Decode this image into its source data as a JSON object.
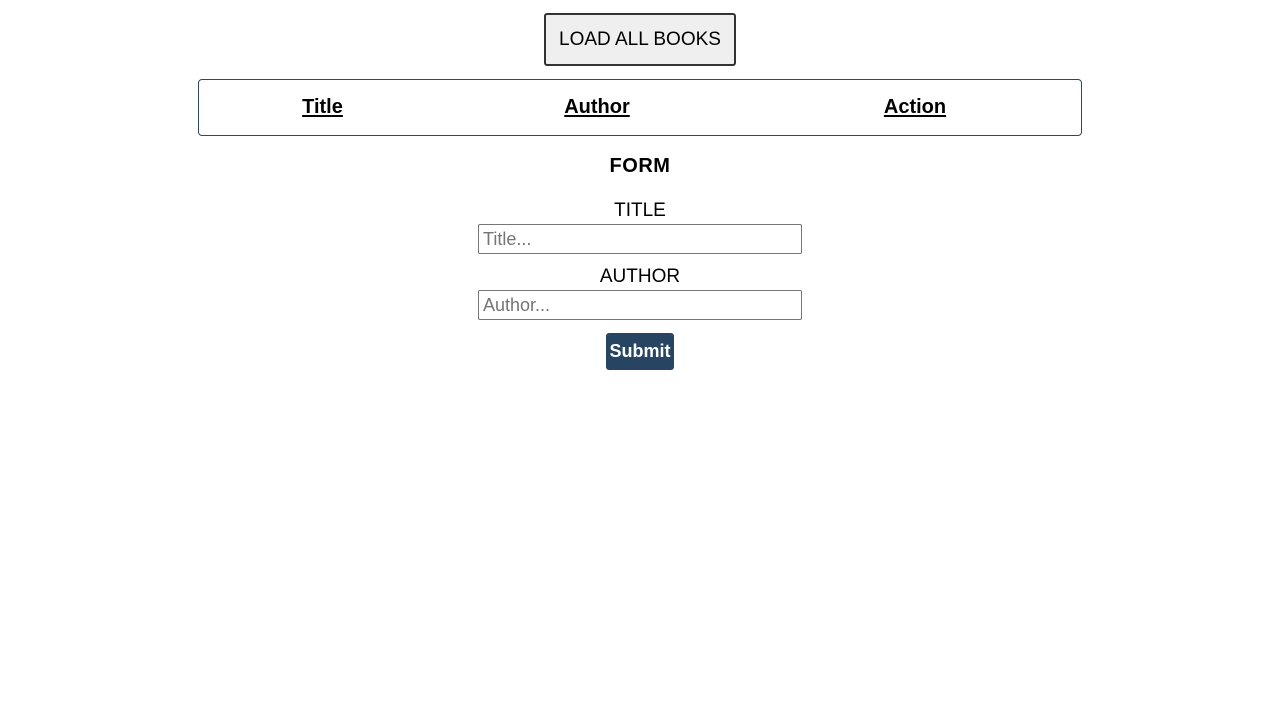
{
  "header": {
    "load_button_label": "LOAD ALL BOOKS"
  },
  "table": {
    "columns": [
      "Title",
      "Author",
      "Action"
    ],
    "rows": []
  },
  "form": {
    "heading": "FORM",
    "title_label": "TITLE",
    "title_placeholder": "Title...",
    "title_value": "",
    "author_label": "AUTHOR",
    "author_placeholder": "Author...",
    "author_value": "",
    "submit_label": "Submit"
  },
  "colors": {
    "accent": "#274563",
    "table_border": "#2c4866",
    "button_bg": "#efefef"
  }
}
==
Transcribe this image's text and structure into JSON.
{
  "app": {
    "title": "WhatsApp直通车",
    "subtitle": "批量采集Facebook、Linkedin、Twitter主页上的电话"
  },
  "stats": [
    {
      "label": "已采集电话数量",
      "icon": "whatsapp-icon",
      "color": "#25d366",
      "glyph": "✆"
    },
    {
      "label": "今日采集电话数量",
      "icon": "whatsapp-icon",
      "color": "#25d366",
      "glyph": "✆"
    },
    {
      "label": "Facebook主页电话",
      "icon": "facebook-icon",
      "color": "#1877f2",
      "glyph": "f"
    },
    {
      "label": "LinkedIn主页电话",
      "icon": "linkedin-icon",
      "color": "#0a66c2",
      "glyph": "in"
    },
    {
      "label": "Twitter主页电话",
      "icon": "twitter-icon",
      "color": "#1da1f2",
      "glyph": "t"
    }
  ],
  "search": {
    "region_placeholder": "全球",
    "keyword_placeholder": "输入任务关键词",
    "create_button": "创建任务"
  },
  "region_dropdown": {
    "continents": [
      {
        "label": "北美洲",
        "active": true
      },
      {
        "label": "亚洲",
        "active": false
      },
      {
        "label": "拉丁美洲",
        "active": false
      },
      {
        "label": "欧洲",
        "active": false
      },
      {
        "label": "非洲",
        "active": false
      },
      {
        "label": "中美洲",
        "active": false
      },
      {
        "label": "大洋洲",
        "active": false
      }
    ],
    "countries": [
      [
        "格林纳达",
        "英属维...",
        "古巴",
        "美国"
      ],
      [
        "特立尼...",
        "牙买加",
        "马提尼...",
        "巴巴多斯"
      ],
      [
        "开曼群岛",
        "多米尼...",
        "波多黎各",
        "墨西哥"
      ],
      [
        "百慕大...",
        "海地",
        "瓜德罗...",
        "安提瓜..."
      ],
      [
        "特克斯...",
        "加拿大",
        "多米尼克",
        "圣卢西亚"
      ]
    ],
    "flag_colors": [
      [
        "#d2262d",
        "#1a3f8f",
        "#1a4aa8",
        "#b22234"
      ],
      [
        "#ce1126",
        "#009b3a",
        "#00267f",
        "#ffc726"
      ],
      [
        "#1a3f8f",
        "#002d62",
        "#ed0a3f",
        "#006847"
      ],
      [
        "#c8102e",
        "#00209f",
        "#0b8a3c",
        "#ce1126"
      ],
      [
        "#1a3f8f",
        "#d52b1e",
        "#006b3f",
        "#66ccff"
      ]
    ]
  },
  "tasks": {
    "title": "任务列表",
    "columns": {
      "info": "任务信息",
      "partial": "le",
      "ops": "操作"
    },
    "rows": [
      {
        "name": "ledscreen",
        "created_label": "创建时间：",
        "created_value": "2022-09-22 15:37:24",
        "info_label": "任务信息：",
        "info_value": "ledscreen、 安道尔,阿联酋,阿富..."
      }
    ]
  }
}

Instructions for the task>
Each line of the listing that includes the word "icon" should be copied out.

Written reply>
      "icon": "whatsapp-icon",
      "icon": "whatsapp-icon",
      "icon": "facebook-icon",
      "icon": "linkedin-icon",
      "icon": "twitter-icon",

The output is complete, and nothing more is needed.